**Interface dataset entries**

————

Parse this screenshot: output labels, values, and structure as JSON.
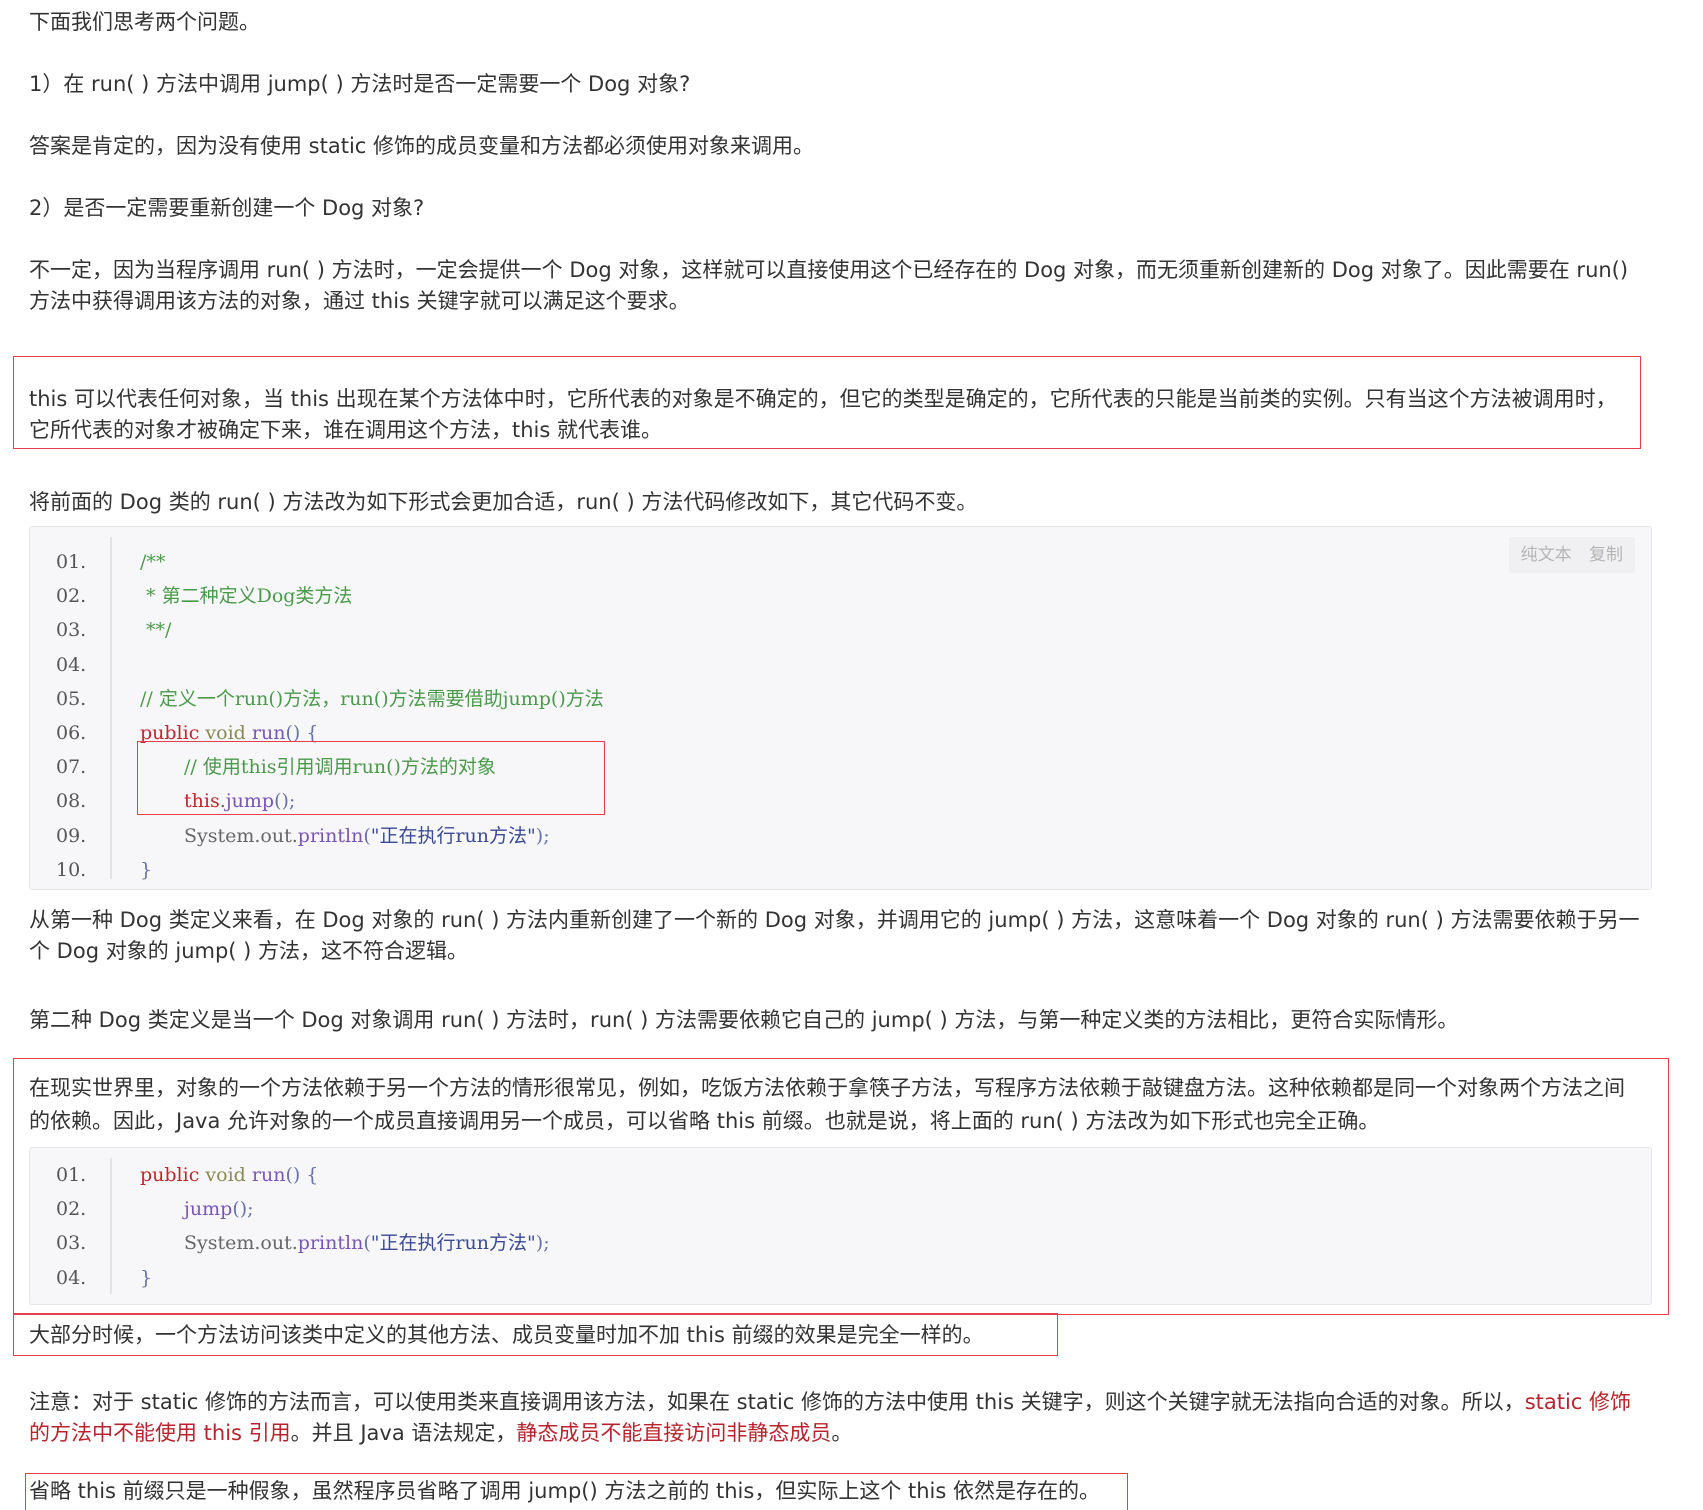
{
  "paragraphs": {
    "intro": "下面我们思考两个问题。",
    "q1": "1）在 run( ) 方法中调用 jump( ) 方法时是否一定需要一个 Dog 对象?",
    "a1": "答案是肯定的，因为没有使用 static 修饰的成员变量和方法都必须使用对象来调用。",
    "q2": "2）是否一定需要重新创建一个 Dog 对象?",
    "a2_line1": "不一定，因为当程序调用 run( ) 方法时，一定会提供一个 Dog 对象，这样就可以直接使用这个已经存在的 Dog 对象，而无须重新创建新的 Dog 对象了。因此需要在 run()",
    "a2_line2": "方法中获得调用该方法的对象，通过 this 关键字就可以满足这个要求。",
    "this_line1": "this 可以代表任何对象，当 this 出现在某个方法体中时，它所代表的对象是不确定的，但它的类型是确定的，它所代表的只能是当前类的实例。只有当这个方法被调用时，",
    "this_line2": "它所代表的对象才被确定下来，谁在调用这个方法，this 就代表谁。",
    "change": "将前面的 Dog 类的 run( ) 方法改为如下形式会更加合适，run( ) 方法代码修改如下，其它代码不变。",
    "first_line1": "从第一种 Dog 类定义来看，在 Dog 对象的 run( ) 方法内重新创建了一个新的 Dog 对象，并调用它的 jump( ) 方法，这意味着一个 Dog 对象的 run( ) 方法需要依赖于另一",
    "first_line2": "个 Dog 对象的 jump( ) 方法，这不符合逻辑。",
    "second": "第二种 Dog 类定义是当一个 Dog 对象调用 run( ) 方法时，run( ) 方法需要依赖它自己的 jump( ) 方法，与第一种定义类的方法相比，更符合实际情形。",
    "real_line1": "在现实世界里，对象的一个方法依赖于另一个方法的情形很常见，例如，吃饭方法依赖于拿筷子方法，写程序方法依赖于敲键盘方法。这种依赖都是同一个对象两个方法之间",
    "real_line2": "的依赖。因此，Java 允许对象的一个成员直接调用另一个成员，可以省略 this 前缀。也就是说，将上面的 run( ) 方法改为如下形式也完全正确。",
    "most": "大部分时候，一个方法访问该类中定义的其他方法、成员变量时加不加 this 前缀的效果是完全一样的。",
    "note_line1_a": "注意：对于 static 修饰的方法而言，可以使用类来直接调用该方法，如果在 static 修饰的方法中使用 this 关键字，则这个关键字就无法指向合适的对象。所以，",
    "note_line1_red": "static 修饰",
    "note_line2_red1": "的方法中不能使用 this 引用",
    "note_line2_mid": "。并且 Java 语法规定，",
    "note_line2_red2": "静态成员不能直接访问非静态成员",
    "note_line2_end": "。",
    "omit": "省略 this 前缀只是一种假象，虽然程序员省略了调用 jump() 方法之前的 this，但实际上这个 this 依然是存在的。"
  },
  "code1": {
    "toolbar": {
      "plain": "纯文本",
      "copy": "复制"
    },
    "lines": [
      {
        "num": "01.",
        "indent": "",
        "tokens": [
          {
            "t": "/**",
            "c": "com"
          }
        ]
      },
      {
        "num": "02.",
        "indent": "",
        "tokens": [
          {
            "t": " * 第二种定义Dog类方法",
            "c": "com"
          }
        ]
      },
      {
        "num": "03.",
        "indent": "",
        "tokens": [
          {
            "t": " **/",
            "c": "com"
          }
        ]
      },
      {
        "num": "04.",
        "indent": "",
        "tokens": []
      },
      {
        "num": "05.",
        "indent": "",
        "tokens": [
          {
            "t": "// 定义一个run()方法，run()方法需要借助jump()方法",
            "c": "com"
          }
        ]
      },
      {
        "num": "06.",
        "indent": "",
        "tokens": [
          {
            "t": "public",
            "c": "kw"
          },
          {
            "t": " ",
            "c": "pl"
          },
          {
            "t": "void",
            "c": "type"
          },
          {
            "t": " ",
            "c": "pl"
          },
          {
            "t": "run",
            "c": "fn"
          },
          {
            "t": "() {",
            "c": "punc"
          }
        ]
      },
      {
        "num": "07.",
        "indent": "    ",
        "tokens": [
          {
            "t": "// 使用this引用调用run()方法的对象",
            "c": "com"
          }
        ]
      },
      {
        "num": "08.",
        "indent": "    ",
        "tokens": [
          {
            "t": "this",
            "c": "kw"
          },
          {
            "t": ".",
            "c": "pl"
          },
          {
            "t": "jump",
            "c": "fn"
          },
          {
            "t": "();",
            "c": "punc"
          }
        ]
      },
      {
        "num": "09.",
        "indent": "    ",
        "tokens": [
          {
            "t": "System.out.",
            "c": "pl"
          },
          {
            "t": "println",
            "c": "fn"
          },
          {
            "t": "(",
            "c": "punc"
          },
          {
            "t": "\"正在执行run方法\"",
            "c": "str"
          },
          {
            "t": ");",
            "c": "punc"
          }
        ]
      },
      {
        "num": "10.",
        "indent": "",
        "tokens": [
          {
            "t": "}",
            "c": "punc"
          }
        ]
      }
    ]
  },
  "code2": {
    "lines": [
      {
        "num": "01.",
        "indent": "",
        "tokens": [
          {
            "t": "public",
            "c": "kw"
          },
          {
            "t": " ",
            "c": "pl"
          },
          {
            "t": "void",
            "c": "type"
          },
          {
            "t": " ",
            "c": "pl"
          },
          {
            "t": "run",
            "c": "fn"
          },
          {
            "t": "() {",
            "c": "punc"
          }
        ]
      },
      {
        "num": "02.",
        "indent": "    ",
        "tokens": [
          {
            "t": "jump",
            "c": "fn"
          },
          {
            "t": "();",
            "c": "punc"
          }
        ]
      },
      {
        "num": "03.",
        "indent": "    ",
        "tokens": [
          {
            "t": "System.out.",
            "c": "pl"
          },
          {
            "t": "println",
            "c": "fn"
          },
          {
            "t": "(",
            "c": "punc"
          },
          {
            "t": "\"正在执行run方法\"",
            "c": "str"
          },
          {
            "t": ");",
            "c": "punc"
          }
        ]
      },
      {
        "num": "04.",
        "indent": "",
        "tokens": [
          {
            "t": "}",
            "c": "punc"
          }
        ]
      }
    ]
  },
  "colors": {
    "highlight_box": "#e3404a",
    "emphasis_text": "#b9242c",
    "code_bg": "#f7f7f9",
    "comment": "#4a9a4a",
    "keyword": "#c2262a",
    "function": "#7a55b8"
  }
}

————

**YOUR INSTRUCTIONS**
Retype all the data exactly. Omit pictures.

**OUTPUT**
Parse this screenshot: output labels, values, and structure as JSON.
{
  "paragraphs": {
    "intro": "下面我们思考两个问题。",
    "q1": "1）在 run( ) 方法中调用 jump( ) 方法时是否一定需要一个 Dog 对象?",
    "a1": "答案是肯定的，因为没有使用 static 修饰的成员变量和方法都必须使用对象来调用。",
    "q2": "2）是否一定需要重新创建一个 Dog 对象?",
    "a2_line1": "不一定，因为当程序调用 run( ) 方法时，一定会提供一个 Dog 对象，这样就可以直接使用这个已经存在的 Dog 对象，而无须重新创建新的 Dog 对象了。因此需要在 run()",
    "a2_line2": "方法中获得调用该方法的对象，通过 this 关键字就可以满足这个要求。",
    "this_line1": "this 可以代表任何对象，当 this 出现在某个方法体中时，它所代表的对象是不确定的，但它的类型是确定的，它所代表的只能是当前类的实例。只有当这个方法被调用时，",
    "this_line2": "它所代表的对象才被确定下来，谁在调用这个方法，this 就代表谁。",
    "change": "将前面的 Dog 类的 run( ) 方法改为如下形式会更加合适，run( ) 方法代码修改如下，其它代码不变。",
    "first_line1": "从第一种 Dog 类定义来看，在 Dog 对象的 run( ) 方法内重新创建了一个新的 Dog 对象，并调用它的 jump( ) 方法，这意味着一个 Dog 对象的 run( ) 方法需要依赖于另一",
    "first_line2": "个 Dog 对象的 jump( ) 方法，这不符合逻辑。",
    "second": "第二种 Dog 类定义是当一个 Dog 对象调用 run( ) 方法时，run( ) 方法需要依赖它自己的 jump( ) 方法，与第一种定义类的方法相比，更符合实际情形。",
    "real_line1": "在现实世界里，对象的一个方法依赖于另一个方法的情形很常见，例如，吃饭方法依赖于拿筷子方法，写程序方法依赖于敲键盘方法。这种依赖都是同一个对象两个方法之间",
    "real_line2": "的依赖。因此，Java 允许对象的一个成员直接调用另一个成员，可以省略 this 前缀。也就是说，将上面的 run( ) 方法改为如下形式也完全正确。",
    "most": "大部分时候，一个方法访问该类中定义的其他方法、成员变量时加不加 this 前缀的效果是完全一样的。",
    "note_line1_a": "注意：对于 static 修饰的方法而言，可以使用类来直接调用该方法，如果在 static 修饰的方法中使用 this 关键字，则这个关键字就无法指向合适的对象。所以，",
    "note_line1_red": "static 修饰",
    "note_line2_red1": "的方法中不能使用 this 引用",
    "note_line2_mid": "。并且 Java 语法规定，",
    "note_line2_red2": "静态成员不能直接访问非静态成员",
    "note_line2_end": "。",
    "omit": "省略 this 前缀只是一种假象，虽然程序员省略了调用 jump() 方法之前的 this，但实际上这个 this 依然是存在的。"
  },
  "code1": {
    "toolbar": {
      "plain": "纯文本",
      "copy": "复制"
    },
    "lines": [
      {
        "num": "01.",
        "indent": "",
        "tokens": [
          {
            "t": "/**",
            "c": "com"
          }
        ]
      },
      {
        "num": "02.",
        "indent": "",
        "tokens": [
          {
            "t": " * 第二种定义Dog类方法",
            "c": "com"
          }
        ]
      },
      {
        "num": "03.",
        "indent": "",
        "tokens": [
          {
            "t": " **/",
            "c": "com"
          }
        ]
      },
      {
        "num": "04.",
        "indent": "",
        "tokens": []
      },
      {
        "num": "05.",
        "indent": "",
        "tokens": [
          {
            "t": "// 定义一个run()方法，run()方法需要借助jump()方法",
            "c": "com"
          }
        ]
      },
      {
        "num": "06.",
        "indent": "",
        "tokens": [
          {
            "t": "public",
            "c": "kw"
          },
          {
            "t": " ",
            "c": "pl"
          },
          {
            "t": "void",
            "c": "type"
          },
          {
            "t": " ",
            "c": "pl"
          },
          {
            "t": "run",
            "c": "fn"
          },
          {
            "t": "() {",
            "c": "punc"
          }
        ]
      },
      {
        "num": "07.",
        "indent": "    ",
        "tokens": [
          {
            "t": "// 使用this引用调用run()方法的对象",
            "c": "com"
          }
        ]
      },
      {
        "num": "08.",
        "indent": "    ",
        "tokens": [
          {
            "t": "this",
            "c": "kw"
          },
          {
            "t": ".",
            "c": "pl"
          },
          {
            "t": "jump",
            "c": "fn"
          },
          {
            "t": "();",
            "c": "punc"
          }
        ]
      },
      {
        "num": "09.",
        "indent": "    ",
        "tokens": [
          {
            "t": "System.out.",
            "c": "pl"
          },
          {
            "t": "println",
            "c": "fn"
          },
          {
            "t": "(",
            "c": "punc"
          },
          {
            "t": "\"正在执行run方法\"",
            "c": "str"
          },
          {
            "t": ");",
            "c": "punc"
          }
        ]
      },
      {
        "num": "10.",
        "indent": "",
        "tokens": [
          {
            "t": "}",
            "c": "punc"
          }
        ]
      }
    ]
  },
  "code2": {
    "lines": [
      {
        "num": "01.",
        "indent": "",
        "tokens": [
          {
            "t": "public",
            "c": "kw"
          },
          {
            "t": " ",
            "c": "pl"
          },
          {
            "t": "void",
            "c": "type"
          },
          {
            "t": " ",
            "c": "pl"
          },
          {
            "t": "run",
            "c": "fn"
          },
          {
            "t": "() {",
            "c": "punc"
          }
        ]
      },
      {
        "num": "02.",
        "indent": "    ",
        "tokens": [
          {
            "t": "jump",
            "c": "fn"
          },
          {
            "t": "();",
            "c": "punc"
          }
        ]
      },
      {
        "num": "03.",
        "indent": "    ",
        "tokens": [
          {
            "t": "System.out.",
            "c": "pl"
          },
          {
            "t": "println",
            "c": "fn"
          },
          {
            "t": "(",
            "c": "punc"
          },
          {
            "t": "\"正在执行run方法\"",
            "c": "str"
          },
          {
            "t": ");",
            "c": "punc"
          }
        ]
      },
      {
        "num": "04.",
        "indent": "",
        "tokens": [
          {
            "t": "}",
            "c": "punc"
          }
        ]
      }
    ]
  },
  "colors": {
    "highlight_box": "#e3404a",
    "emphasis_text": "#b9242c",
    "code_bg": "#f7f7f9",
    "comment": "#4a9a4a",
    "keyword": "#c2262a",
    "function": "#7a55b8"
  }
}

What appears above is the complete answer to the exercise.